Higgins also talks with Jami Attenberg, the author of The Middlesteins, who is appearing at the JCC on Wednesday, November 7, 7 pm. The event is free and the Samson Family JCC is located at 6255 N. Santa Monica Blvd, just northeast of Bayshore in Whitefish Bay.
Per Higgins, per Attenberg: "In a phone interview, Attenberg said she wanted to write about 'somebody hitting rock bottom, not taking care of themselves," including the family members' perspectives. The first chapter she wrote, though not first in the book, was a scene from the point of view of Robin, Edie's daughter, as her mother faces surgery for a condition caused by her obesity'"
More in the Boswell and Books blog.

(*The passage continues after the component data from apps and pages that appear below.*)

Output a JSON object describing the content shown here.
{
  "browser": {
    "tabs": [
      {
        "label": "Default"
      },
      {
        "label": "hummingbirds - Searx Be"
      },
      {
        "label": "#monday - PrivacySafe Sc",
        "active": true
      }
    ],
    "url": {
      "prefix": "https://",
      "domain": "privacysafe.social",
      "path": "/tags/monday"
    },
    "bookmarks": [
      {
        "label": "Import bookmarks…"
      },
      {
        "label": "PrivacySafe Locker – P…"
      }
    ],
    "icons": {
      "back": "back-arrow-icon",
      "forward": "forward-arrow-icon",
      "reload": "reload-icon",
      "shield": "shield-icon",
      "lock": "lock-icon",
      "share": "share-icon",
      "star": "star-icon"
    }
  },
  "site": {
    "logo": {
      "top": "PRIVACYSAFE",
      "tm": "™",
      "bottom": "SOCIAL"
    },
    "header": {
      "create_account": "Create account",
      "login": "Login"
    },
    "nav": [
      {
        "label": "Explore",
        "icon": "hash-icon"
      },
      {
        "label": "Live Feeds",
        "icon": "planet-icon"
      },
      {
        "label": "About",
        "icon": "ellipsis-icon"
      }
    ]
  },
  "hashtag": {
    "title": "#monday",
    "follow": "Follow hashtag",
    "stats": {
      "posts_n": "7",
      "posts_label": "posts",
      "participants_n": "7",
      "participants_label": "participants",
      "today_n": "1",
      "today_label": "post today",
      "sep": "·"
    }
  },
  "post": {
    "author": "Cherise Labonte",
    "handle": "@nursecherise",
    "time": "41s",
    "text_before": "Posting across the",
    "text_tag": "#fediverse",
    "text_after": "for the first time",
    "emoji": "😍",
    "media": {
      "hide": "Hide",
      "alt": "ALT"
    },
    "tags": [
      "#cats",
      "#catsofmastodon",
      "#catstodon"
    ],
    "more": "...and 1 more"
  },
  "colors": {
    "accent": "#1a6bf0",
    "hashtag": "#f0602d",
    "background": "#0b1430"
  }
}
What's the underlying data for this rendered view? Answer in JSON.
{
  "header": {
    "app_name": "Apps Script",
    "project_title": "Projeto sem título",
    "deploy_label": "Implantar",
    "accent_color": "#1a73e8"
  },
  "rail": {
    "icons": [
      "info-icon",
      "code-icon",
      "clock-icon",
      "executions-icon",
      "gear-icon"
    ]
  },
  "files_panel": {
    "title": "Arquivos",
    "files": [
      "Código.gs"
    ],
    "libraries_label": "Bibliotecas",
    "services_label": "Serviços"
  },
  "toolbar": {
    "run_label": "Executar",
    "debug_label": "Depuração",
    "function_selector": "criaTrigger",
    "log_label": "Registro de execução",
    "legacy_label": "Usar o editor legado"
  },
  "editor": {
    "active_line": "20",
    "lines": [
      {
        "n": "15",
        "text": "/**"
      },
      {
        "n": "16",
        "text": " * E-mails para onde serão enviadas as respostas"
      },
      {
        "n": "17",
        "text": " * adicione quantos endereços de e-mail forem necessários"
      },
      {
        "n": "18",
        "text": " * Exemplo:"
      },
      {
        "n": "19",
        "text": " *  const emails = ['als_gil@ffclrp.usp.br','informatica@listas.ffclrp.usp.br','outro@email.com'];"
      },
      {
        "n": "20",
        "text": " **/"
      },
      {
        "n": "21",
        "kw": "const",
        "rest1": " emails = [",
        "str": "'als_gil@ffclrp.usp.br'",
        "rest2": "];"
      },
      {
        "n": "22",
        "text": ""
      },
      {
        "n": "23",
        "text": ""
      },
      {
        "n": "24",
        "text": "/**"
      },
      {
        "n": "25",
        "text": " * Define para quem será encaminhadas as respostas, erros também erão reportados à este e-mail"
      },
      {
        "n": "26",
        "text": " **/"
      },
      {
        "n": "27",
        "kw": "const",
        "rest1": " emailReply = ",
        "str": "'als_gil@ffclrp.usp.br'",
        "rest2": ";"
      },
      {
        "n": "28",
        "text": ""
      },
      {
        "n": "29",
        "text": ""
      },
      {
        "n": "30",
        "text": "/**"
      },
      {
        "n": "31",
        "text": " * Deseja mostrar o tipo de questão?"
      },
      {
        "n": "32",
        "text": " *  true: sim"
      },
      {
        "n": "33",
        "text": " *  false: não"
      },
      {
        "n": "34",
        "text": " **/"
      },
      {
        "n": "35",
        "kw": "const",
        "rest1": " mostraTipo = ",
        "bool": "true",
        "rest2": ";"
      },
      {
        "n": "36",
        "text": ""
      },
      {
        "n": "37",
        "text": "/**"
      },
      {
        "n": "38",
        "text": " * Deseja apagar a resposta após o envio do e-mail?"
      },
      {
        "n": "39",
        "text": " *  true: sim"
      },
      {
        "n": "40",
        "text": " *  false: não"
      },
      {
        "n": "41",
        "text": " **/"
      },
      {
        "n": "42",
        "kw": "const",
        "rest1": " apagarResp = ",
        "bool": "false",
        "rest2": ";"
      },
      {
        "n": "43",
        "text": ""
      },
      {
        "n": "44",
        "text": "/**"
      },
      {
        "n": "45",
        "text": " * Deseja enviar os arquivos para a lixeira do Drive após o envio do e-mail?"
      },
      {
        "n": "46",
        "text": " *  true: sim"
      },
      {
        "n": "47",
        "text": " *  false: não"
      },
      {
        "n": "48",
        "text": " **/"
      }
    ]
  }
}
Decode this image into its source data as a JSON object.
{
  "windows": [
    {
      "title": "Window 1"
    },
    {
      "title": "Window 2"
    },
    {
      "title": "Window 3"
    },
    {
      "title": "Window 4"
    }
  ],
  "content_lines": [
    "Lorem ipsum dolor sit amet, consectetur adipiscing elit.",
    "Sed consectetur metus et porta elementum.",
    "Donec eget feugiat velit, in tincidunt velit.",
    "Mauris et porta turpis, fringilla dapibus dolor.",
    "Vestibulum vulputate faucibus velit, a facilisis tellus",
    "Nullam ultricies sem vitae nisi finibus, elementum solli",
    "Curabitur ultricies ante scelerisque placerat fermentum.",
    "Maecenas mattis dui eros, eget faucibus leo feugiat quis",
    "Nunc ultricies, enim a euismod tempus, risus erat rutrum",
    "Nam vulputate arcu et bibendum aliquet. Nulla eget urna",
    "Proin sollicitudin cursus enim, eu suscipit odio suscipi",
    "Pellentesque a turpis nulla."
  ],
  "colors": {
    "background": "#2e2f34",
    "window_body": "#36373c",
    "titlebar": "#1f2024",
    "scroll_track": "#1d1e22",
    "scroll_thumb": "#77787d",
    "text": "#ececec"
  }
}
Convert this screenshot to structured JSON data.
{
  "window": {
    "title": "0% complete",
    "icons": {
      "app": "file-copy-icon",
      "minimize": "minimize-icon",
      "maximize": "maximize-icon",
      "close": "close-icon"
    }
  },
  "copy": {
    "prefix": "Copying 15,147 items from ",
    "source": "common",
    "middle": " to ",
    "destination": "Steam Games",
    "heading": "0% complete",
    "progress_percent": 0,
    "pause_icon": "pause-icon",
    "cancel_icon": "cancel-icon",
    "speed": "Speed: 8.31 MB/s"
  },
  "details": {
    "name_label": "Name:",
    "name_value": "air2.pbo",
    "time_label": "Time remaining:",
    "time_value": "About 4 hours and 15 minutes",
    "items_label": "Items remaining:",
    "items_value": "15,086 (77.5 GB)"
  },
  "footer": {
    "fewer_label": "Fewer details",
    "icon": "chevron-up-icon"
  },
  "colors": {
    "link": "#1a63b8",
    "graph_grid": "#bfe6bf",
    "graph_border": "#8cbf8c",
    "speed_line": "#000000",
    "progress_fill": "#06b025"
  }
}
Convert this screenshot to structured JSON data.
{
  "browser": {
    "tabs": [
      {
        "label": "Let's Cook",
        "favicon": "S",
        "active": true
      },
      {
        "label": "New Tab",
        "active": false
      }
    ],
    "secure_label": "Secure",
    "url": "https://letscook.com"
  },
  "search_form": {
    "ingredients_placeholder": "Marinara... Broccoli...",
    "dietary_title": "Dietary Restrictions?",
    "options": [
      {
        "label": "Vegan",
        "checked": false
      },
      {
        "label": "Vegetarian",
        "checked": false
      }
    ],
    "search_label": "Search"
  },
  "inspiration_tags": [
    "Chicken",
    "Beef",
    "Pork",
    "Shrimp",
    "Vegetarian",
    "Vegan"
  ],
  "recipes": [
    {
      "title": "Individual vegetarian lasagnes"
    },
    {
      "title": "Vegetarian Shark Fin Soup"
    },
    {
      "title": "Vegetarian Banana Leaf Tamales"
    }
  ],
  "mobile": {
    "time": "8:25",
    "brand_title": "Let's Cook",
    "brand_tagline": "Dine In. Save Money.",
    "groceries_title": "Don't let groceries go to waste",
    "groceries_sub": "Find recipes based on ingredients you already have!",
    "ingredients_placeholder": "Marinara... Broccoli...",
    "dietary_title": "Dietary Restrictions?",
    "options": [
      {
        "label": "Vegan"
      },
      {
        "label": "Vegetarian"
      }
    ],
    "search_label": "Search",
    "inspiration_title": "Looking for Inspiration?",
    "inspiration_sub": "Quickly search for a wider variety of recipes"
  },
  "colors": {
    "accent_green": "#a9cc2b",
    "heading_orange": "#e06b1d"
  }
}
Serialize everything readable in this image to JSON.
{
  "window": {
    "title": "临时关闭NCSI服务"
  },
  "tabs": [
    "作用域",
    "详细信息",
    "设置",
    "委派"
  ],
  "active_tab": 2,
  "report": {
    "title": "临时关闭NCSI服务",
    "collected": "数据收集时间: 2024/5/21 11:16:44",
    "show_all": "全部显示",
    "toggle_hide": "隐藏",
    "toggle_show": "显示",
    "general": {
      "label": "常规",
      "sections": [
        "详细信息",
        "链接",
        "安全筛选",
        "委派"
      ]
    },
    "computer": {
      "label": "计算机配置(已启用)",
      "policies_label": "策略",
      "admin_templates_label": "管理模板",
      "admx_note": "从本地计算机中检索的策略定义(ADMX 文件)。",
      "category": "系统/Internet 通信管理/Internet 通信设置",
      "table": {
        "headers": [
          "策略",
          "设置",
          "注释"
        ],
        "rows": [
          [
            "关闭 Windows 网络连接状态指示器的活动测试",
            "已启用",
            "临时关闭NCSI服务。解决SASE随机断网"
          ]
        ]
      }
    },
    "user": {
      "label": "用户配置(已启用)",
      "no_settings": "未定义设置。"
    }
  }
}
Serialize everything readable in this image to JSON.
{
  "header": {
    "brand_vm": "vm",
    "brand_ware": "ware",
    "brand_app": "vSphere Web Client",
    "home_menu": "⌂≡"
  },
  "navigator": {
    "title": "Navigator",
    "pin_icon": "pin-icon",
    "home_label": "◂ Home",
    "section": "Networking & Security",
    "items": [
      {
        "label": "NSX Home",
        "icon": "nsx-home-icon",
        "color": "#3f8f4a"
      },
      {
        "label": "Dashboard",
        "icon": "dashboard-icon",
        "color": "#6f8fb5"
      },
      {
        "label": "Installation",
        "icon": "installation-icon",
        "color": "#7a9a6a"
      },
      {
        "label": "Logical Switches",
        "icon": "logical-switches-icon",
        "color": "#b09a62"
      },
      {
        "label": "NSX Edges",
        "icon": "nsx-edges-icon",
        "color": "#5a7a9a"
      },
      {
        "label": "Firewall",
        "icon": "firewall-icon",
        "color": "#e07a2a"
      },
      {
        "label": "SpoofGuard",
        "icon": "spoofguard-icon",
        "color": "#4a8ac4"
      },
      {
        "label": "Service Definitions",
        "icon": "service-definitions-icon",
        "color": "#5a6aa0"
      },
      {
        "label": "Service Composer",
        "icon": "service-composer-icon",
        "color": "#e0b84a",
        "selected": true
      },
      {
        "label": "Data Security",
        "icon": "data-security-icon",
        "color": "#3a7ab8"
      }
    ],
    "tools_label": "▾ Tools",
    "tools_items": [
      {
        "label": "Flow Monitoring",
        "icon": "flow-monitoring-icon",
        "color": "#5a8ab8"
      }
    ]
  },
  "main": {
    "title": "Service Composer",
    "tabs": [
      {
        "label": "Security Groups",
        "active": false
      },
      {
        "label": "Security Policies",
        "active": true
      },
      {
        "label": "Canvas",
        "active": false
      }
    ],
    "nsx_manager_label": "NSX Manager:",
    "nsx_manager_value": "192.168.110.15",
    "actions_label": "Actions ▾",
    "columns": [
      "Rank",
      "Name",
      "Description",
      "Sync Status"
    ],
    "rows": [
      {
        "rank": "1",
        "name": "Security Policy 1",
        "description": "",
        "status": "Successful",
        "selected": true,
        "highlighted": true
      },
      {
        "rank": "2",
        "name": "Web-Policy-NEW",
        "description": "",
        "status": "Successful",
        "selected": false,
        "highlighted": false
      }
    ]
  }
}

The Journal Sentinel picked up a review of Davy Rothbart's My Heart is an Idiot from the Los Angeles Times and critic Austin Brown. Davy and his brother Peter are appearing at Boswell on Thursday, November 8, 8 pm, $5 suggested cover.
"As a tale-teller, he's sociopathic in a good way. Rothbart amplifies his failings in ways that keep them recognizable yet make them arresting as stories. My Heart is an Idiot is a book of small but keen observations, and it's refreshing to see a young male writer owning up to his own neediness. If Rothbart truly believes that "all of life's urgent pursuits are rendered meaningless once they're in your grasp," then this is a book about grasping the meaning of those young, urgent feelings"
Posted by Daniel Goldin at 12:00 PM